**DATA PROVIDED:**
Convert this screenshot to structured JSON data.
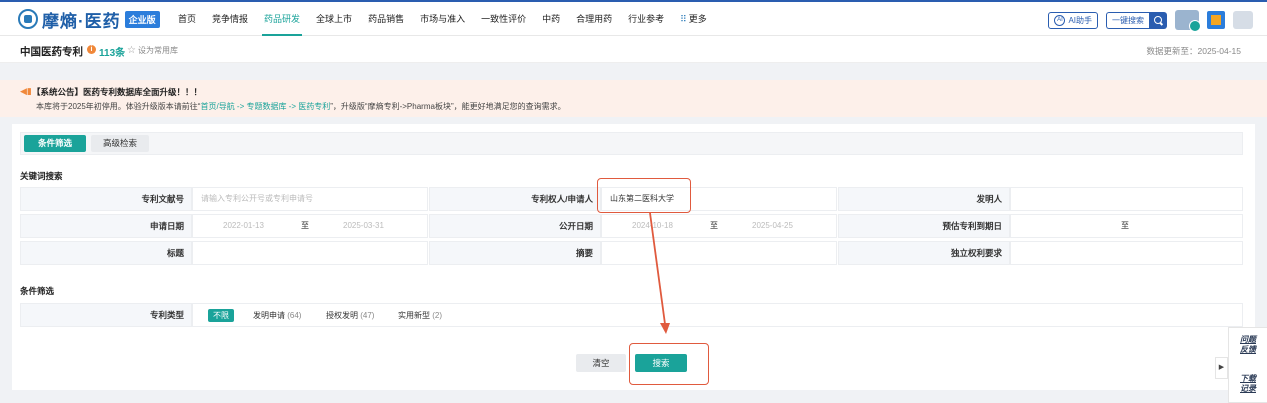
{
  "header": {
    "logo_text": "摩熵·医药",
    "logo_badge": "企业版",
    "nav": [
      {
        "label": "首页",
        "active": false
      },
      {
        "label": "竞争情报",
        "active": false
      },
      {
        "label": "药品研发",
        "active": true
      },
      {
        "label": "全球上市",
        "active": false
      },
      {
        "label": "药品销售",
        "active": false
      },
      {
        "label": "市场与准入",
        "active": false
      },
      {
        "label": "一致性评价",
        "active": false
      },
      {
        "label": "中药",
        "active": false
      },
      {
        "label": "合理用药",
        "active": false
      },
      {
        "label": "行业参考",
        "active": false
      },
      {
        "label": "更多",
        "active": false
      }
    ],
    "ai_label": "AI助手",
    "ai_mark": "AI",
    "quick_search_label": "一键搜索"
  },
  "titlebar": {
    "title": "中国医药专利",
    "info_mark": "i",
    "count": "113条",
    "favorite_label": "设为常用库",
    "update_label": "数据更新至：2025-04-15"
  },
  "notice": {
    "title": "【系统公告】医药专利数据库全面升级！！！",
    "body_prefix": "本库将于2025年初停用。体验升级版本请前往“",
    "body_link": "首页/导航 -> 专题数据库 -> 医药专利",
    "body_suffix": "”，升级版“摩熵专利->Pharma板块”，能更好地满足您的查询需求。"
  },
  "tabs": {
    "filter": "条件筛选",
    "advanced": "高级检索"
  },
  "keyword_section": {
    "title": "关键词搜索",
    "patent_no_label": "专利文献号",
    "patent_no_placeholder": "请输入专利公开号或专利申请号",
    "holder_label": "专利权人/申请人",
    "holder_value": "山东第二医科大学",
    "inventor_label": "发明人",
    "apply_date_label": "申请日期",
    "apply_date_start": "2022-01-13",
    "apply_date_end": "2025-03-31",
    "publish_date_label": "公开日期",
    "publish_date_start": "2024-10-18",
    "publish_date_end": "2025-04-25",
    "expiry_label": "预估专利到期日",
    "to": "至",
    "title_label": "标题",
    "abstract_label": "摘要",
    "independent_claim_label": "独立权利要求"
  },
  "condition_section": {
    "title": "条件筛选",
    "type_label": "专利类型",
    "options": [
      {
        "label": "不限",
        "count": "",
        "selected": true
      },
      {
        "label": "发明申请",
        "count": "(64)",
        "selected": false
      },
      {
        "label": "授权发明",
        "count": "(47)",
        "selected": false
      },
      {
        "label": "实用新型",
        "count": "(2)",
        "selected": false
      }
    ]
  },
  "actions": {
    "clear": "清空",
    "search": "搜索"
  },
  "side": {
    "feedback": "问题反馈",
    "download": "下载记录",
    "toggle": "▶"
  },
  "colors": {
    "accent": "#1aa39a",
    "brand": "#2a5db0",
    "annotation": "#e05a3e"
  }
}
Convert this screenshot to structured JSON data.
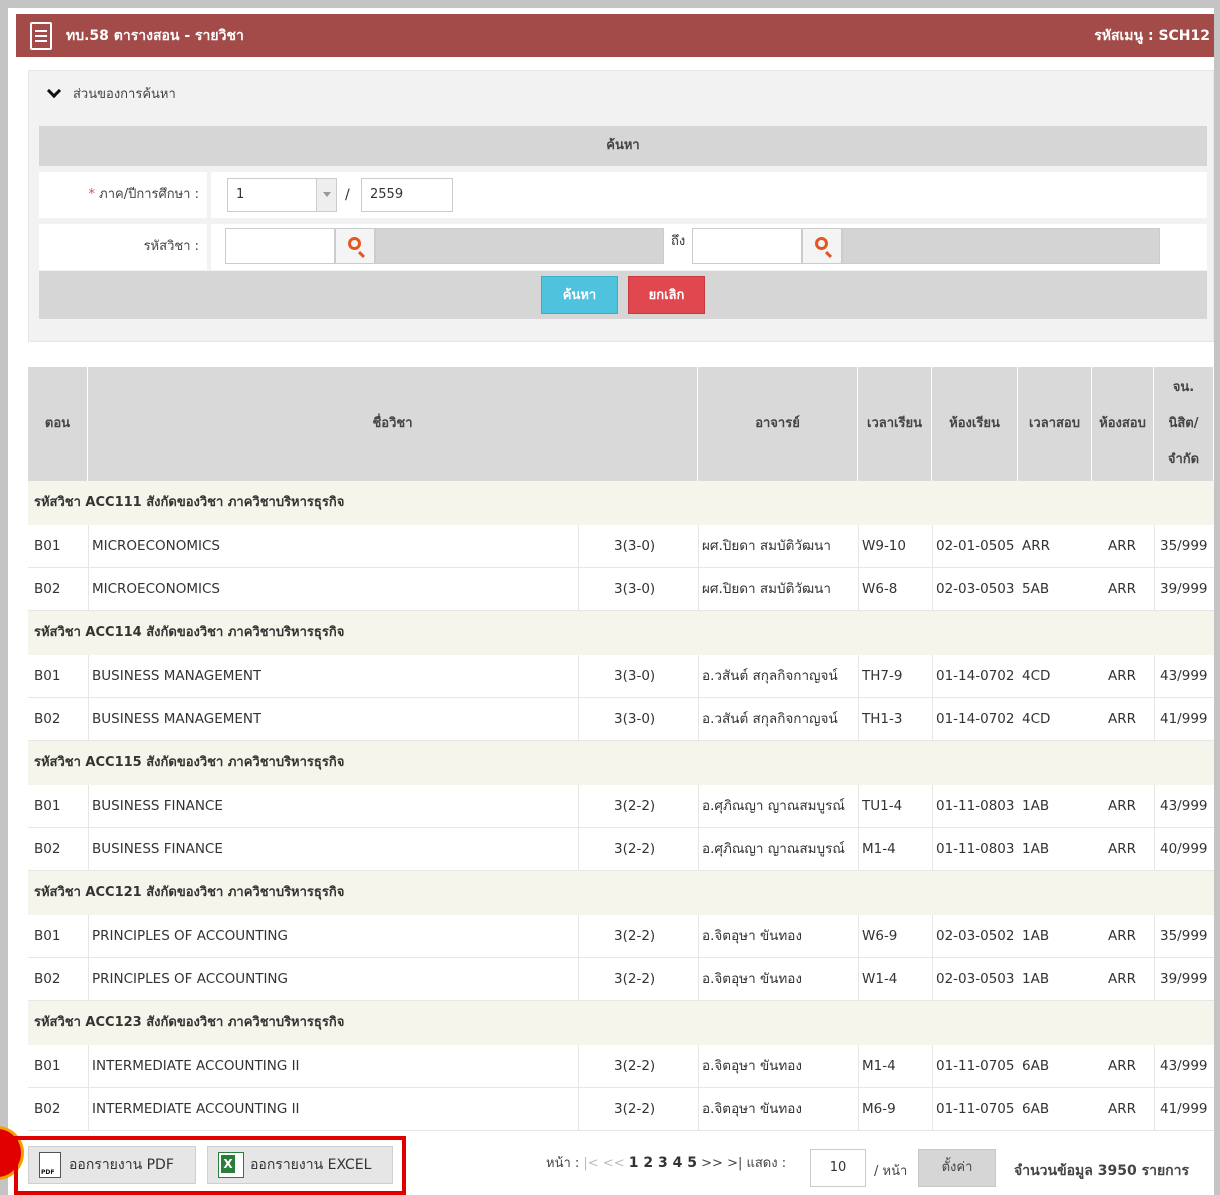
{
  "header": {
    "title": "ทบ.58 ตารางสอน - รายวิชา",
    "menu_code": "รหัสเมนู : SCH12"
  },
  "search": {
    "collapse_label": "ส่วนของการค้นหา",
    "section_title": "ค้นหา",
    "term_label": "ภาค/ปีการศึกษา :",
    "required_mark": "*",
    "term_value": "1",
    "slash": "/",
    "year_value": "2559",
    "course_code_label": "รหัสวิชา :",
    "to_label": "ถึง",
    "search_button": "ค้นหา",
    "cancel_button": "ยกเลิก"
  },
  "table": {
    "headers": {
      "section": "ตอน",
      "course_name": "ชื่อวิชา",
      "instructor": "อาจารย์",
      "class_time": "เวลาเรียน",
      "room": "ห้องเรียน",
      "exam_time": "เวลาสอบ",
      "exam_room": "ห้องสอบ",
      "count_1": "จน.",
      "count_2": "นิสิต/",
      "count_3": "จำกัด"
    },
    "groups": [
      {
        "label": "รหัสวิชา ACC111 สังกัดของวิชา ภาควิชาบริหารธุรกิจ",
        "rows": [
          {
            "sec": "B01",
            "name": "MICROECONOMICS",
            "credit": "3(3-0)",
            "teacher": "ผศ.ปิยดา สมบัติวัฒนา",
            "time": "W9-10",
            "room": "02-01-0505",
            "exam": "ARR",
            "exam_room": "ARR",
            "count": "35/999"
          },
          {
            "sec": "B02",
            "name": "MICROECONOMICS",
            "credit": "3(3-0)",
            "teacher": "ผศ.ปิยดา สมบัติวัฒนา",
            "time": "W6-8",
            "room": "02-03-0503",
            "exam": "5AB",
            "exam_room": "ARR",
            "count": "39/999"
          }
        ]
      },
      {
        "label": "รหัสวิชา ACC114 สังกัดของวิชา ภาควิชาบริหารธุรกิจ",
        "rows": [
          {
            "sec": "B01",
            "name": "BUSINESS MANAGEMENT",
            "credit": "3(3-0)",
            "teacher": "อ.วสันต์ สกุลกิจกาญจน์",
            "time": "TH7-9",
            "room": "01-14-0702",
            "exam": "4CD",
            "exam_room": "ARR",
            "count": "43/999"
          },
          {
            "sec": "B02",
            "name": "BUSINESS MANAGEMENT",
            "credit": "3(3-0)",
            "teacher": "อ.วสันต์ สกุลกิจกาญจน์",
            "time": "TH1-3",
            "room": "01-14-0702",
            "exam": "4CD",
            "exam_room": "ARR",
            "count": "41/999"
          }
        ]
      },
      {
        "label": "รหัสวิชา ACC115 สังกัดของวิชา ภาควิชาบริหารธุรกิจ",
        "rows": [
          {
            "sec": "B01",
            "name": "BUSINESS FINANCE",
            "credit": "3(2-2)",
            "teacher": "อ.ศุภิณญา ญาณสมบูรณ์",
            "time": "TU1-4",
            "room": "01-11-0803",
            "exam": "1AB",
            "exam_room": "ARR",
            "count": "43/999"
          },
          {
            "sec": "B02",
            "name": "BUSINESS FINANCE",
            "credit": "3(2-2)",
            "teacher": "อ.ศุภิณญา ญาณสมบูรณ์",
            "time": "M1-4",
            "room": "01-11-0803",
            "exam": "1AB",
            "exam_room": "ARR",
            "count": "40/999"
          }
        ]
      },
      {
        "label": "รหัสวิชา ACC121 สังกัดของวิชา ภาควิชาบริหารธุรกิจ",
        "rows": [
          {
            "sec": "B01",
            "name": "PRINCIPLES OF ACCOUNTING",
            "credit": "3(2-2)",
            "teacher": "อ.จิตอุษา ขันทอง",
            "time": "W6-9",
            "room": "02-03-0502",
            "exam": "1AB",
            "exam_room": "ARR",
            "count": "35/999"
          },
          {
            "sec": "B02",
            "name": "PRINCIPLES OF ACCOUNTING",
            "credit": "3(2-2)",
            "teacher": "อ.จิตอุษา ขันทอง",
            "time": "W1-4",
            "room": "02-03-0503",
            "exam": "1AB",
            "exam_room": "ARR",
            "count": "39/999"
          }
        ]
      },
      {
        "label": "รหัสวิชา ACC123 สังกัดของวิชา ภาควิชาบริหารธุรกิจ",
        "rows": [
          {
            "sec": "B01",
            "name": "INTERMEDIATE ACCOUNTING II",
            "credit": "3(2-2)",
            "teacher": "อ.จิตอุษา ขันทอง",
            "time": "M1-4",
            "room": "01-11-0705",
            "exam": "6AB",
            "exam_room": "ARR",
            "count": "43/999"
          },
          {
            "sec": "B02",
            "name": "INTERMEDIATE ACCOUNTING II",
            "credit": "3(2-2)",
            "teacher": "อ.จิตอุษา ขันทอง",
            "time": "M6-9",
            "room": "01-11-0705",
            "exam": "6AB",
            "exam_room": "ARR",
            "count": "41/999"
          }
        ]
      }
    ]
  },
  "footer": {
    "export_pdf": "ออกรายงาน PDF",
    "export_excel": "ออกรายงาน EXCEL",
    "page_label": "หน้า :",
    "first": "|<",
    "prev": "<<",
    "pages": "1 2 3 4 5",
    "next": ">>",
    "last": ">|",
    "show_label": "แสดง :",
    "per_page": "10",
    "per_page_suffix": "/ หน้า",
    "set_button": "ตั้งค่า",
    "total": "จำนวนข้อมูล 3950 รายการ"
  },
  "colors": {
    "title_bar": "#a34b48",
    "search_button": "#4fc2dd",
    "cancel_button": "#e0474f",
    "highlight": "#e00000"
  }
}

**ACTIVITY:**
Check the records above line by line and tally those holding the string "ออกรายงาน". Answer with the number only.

**RESULT OF THIS TASK:**
2